▶ _About this task_
What is needed is every line of the data that includes the word "JSON". Please copy each one.

Data records for software interfaces:
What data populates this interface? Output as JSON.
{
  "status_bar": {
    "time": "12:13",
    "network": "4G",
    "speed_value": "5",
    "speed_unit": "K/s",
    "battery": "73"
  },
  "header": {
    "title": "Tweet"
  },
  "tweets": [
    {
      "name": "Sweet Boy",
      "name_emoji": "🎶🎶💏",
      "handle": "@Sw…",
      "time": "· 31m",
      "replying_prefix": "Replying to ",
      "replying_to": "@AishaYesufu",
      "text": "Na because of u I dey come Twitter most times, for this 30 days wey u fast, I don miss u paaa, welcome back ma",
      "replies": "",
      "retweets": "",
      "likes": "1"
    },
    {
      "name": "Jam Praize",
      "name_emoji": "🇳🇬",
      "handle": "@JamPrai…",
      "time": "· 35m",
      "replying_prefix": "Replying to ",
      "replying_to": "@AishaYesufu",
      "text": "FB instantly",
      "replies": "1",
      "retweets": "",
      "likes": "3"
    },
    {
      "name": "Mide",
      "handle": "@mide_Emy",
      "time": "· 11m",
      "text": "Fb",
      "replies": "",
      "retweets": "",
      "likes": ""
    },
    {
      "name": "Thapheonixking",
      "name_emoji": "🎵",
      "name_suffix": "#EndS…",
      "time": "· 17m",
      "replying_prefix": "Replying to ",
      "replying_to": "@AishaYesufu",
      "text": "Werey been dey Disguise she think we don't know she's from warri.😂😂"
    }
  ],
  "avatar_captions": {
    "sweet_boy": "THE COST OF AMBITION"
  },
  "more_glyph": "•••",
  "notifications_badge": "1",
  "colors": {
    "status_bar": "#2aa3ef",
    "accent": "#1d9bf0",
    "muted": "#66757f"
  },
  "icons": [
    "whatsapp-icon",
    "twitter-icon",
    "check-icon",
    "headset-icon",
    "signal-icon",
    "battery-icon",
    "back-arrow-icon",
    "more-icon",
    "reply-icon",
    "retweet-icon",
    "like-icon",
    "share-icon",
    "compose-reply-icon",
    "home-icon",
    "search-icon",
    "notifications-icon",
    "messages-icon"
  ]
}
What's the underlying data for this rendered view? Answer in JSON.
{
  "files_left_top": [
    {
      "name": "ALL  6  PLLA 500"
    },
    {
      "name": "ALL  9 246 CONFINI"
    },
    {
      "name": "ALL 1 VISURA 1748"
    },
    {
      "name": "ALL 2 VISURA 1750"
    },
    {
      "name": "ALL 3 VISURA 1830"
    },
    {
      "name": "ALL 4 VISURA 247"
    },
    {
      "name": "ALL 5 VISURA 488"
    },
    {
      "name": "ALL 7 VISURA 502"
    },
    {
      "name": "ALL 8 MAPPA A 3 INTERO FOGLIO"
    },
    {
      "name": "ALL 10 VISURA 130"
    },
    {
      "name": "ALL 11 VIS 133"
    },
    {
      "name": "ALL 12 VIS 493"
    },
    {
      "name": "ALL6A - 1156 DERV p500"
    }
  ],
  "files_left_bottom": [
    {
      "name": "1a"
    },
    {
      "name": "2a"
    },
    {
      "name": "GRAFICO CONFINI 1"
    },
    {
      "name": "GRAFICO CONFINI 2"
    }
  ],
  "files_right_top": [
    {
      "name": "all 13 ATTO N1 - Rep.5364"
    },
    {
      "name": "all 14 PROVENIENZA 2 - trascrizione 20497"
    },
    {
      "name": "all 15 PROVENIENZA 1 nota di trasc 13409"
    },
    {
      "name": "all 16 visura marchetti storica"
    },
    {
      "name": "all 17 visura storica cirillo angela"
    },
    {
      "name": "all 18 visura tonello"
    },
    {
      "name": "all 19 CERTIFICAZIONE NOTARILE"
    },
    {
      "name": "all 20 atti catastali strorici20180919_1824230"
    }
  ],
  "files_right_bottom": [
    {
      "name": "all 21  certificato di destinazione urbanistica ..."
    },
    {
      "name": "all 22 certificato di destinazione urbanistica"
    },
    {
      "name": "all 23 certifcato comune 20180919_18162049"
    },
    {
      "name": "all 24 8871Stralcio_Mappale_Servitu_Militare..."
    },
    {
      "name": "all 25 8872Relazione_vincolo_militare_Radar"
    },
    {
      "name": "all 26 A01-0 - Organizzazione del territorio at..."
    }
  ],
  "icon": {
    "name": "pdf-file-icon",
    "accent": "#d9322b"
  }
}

▶ _Finished exercise_
What data populates this interface? Output as JSON.
What's the underlying data for this rendered view? Answer in JSON.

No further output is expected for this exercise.